The Hydrogen Transition Summit takes center stage at the Conference of the Parties 28 (COP28), marking a pivotal moment in the global climate and energy agenda.
Organized as a side event at the United Nations Climate Change Conference, this summit aims to propel hydrogen into a leading role in the sustainable energy landscape. Hosted by Sultan Ahmed Al Jaber, COP28’s theme revolves around doubling global hydrogen production, underscoring the critical role hydrogen plays in achieving carbon neutrality.
Sultan Ahmed Al Jaber’s vision to elevate global hydrogen production from 95 million tonnes to 180 million tonnes annually by 2030 sets an ambitious yet crucial target. This aspiration aligns with the broader goals of COP28, emphasizing the significance of hydrogen in the transition to a low-carbon future.
However, doubling hydrogen production raises questions about the technology and methods involved.

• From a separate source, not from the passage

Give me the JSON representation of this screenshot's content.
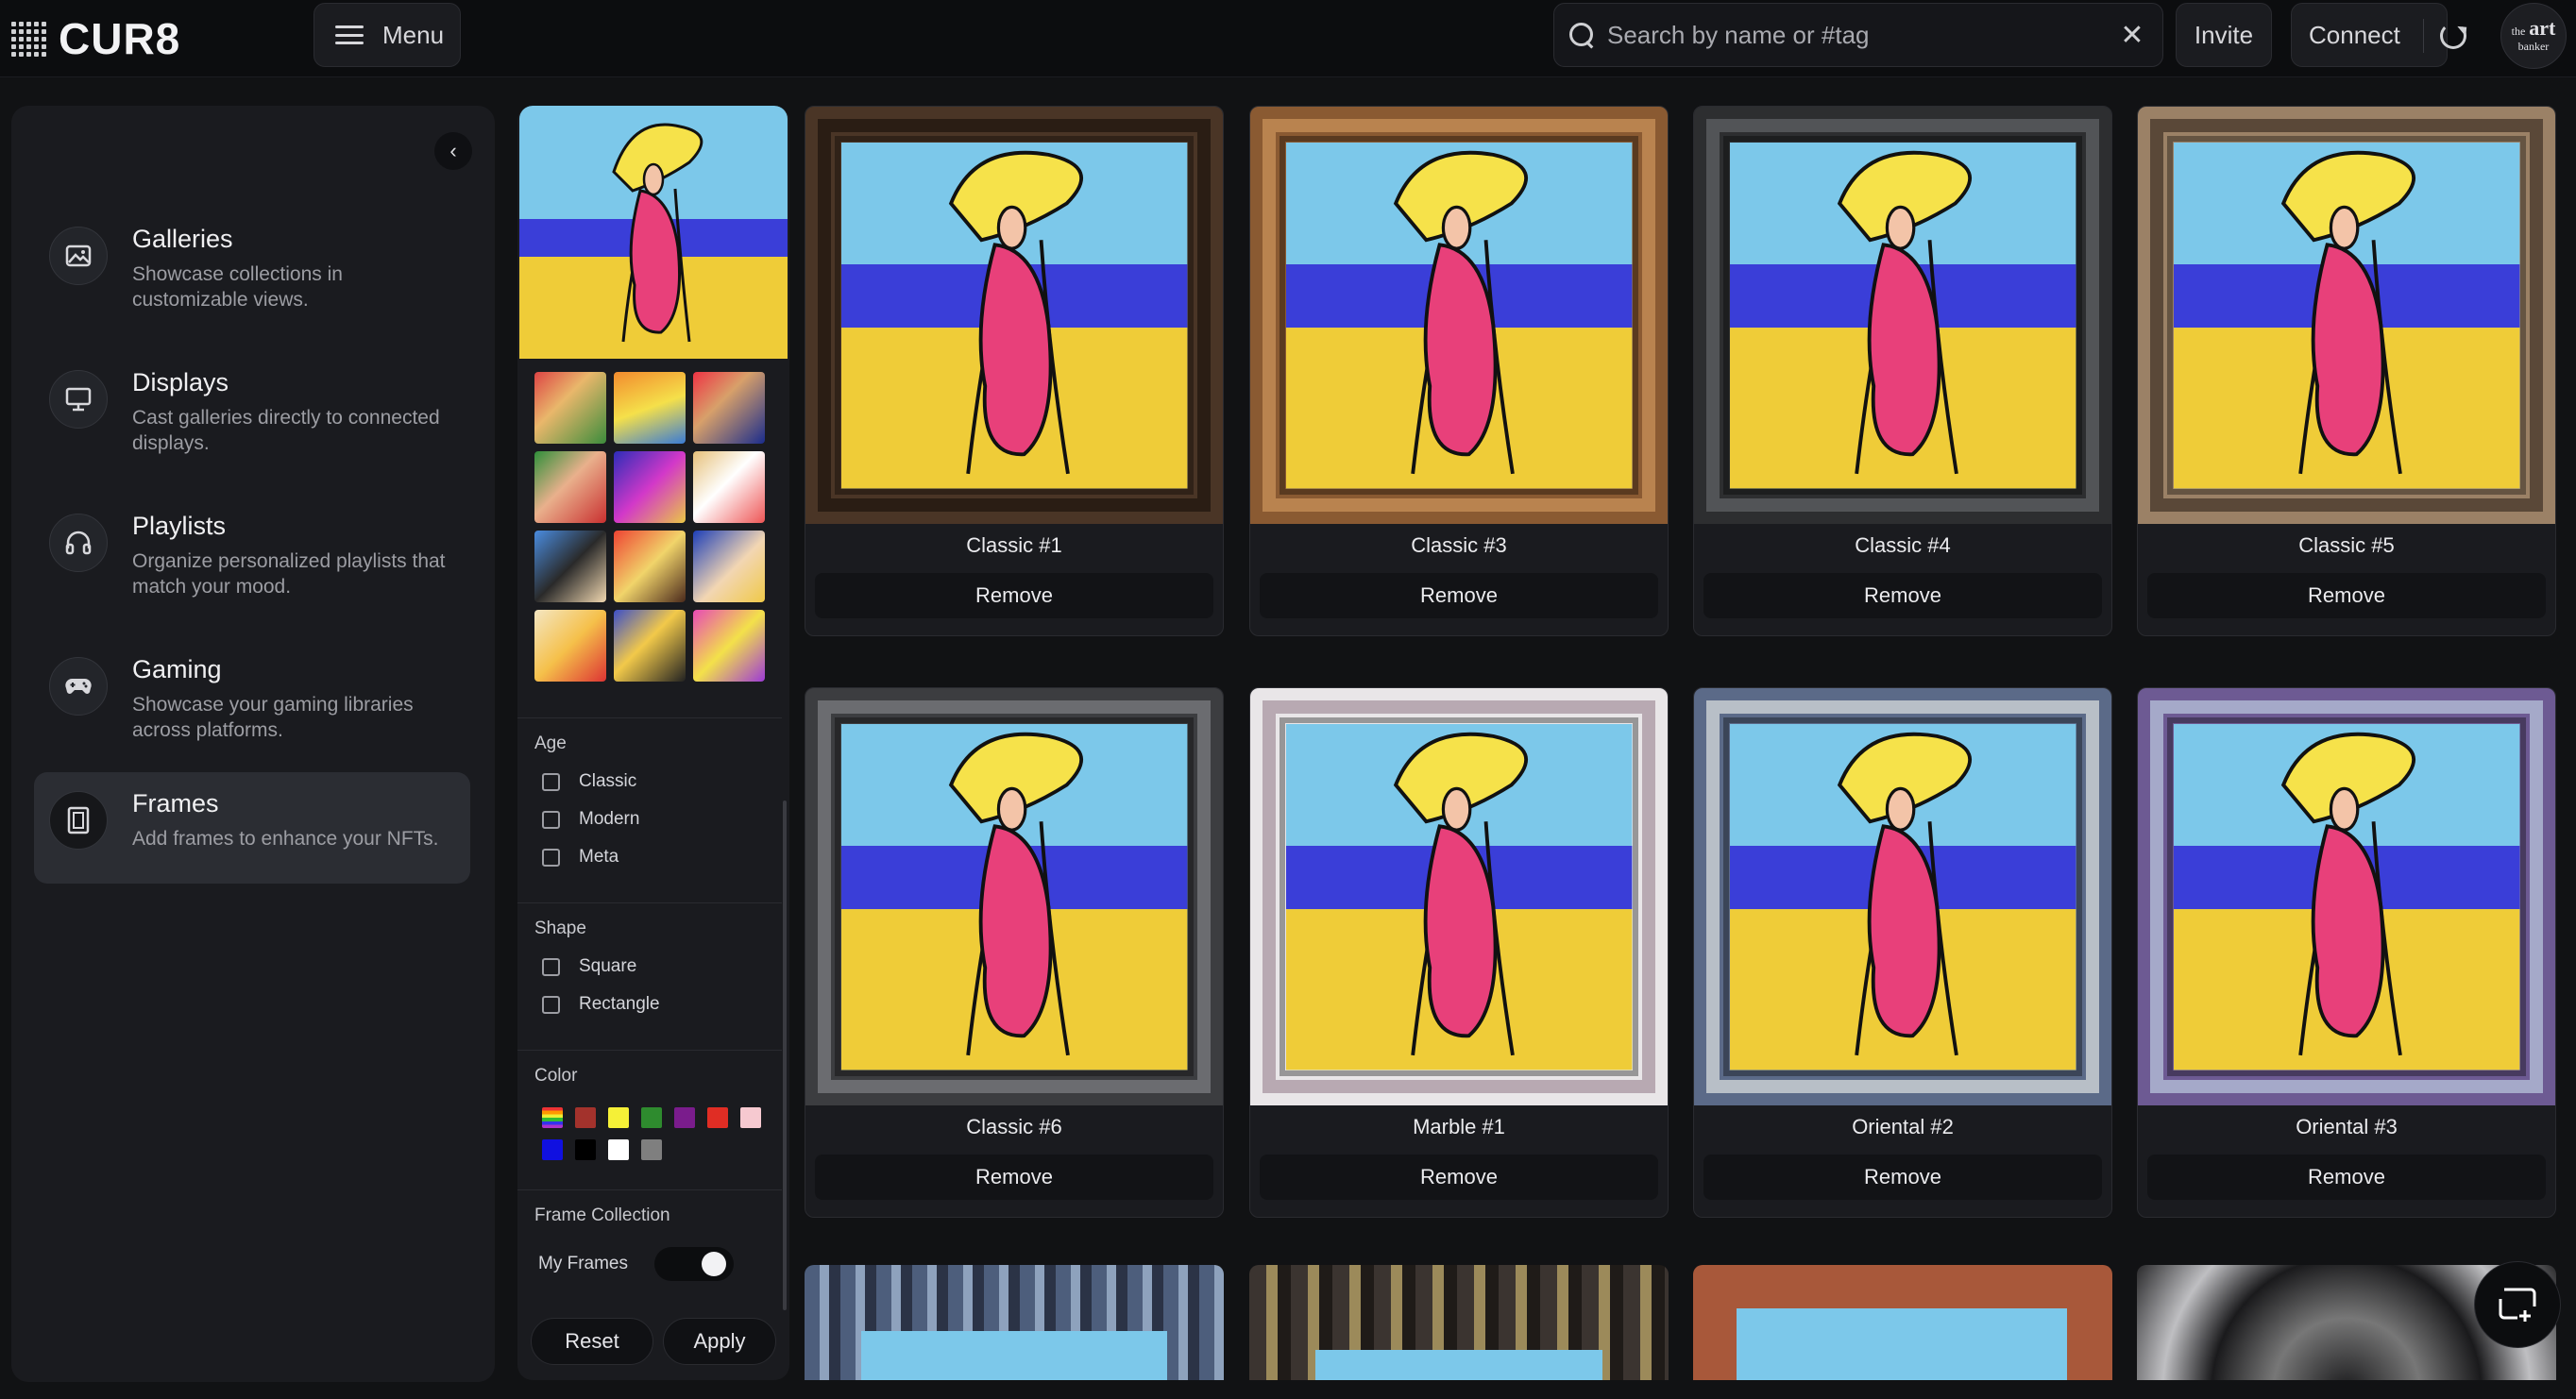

Achieving such ambitious targets hinges on low-carbon hydrogen, differentiating between renewable (green), nuclear (pink), and natural gas with carbon capture and storage (CCS) (blue). The dominance of natural gas in current hydrogen production, highlighted by the International Energy Agency (IEA), poses challenges to achieving true “greenness.”
While blue hydrogen, produced from natural gas with CCS, gains traction as a potentially quicker path to meeting targets, concerns linger. The industry debates the environmental efficacy of blue hydrogen due to methane leaks and CCS effectiveness. Large oil and gas companies advocate for blue hydrogen, citing their capacity to undertake substantial projects, yet uncertainties loom over the entire process.
In contrast, green hydrogen, generated using renewable energy, faces hurdles in scalability. Limited growth, insufficient green electricity supply, and the nascent stage of electrolyzer value chains underscore the challenges. The need for accelerated deployment of wind turbines and solar photovoltaics becomes evident for widespread green hydrogen adoption.
Despite the hype surrounding hydrogen production, demand remains a conspicuous absence from discussions. The 2023 European Hydrogen Week revealed a stark reality — the pace of final investment decisions does not match Europe’s hydrogen economy ambitions due to insufficient demand. Hydrogen producers highlight the necessity for state subsidies to bridge the gap between production costs and consumer willingness to pay.
Europe positions itself as a global leader in hydrogen technologies. Oil and gas companies, along with their service providers, leverage their expertise in exploration and production. Investments in carbon dioxide pipelines, carbon capture and storage, hydrogen pipelines, and electrolyzer manufacturing form a comprehensive industrial policy to lead the global energy transition. Europe’s ambition extends to exporting these technologies to other nations, creating a potential global hydrogen market.
As COP28 unfolds, the Hydrogen Transition Summit brings hydrogen into the spotlight, emphasizing its pivotal role in the journey toward a sustainable and decarbonized future.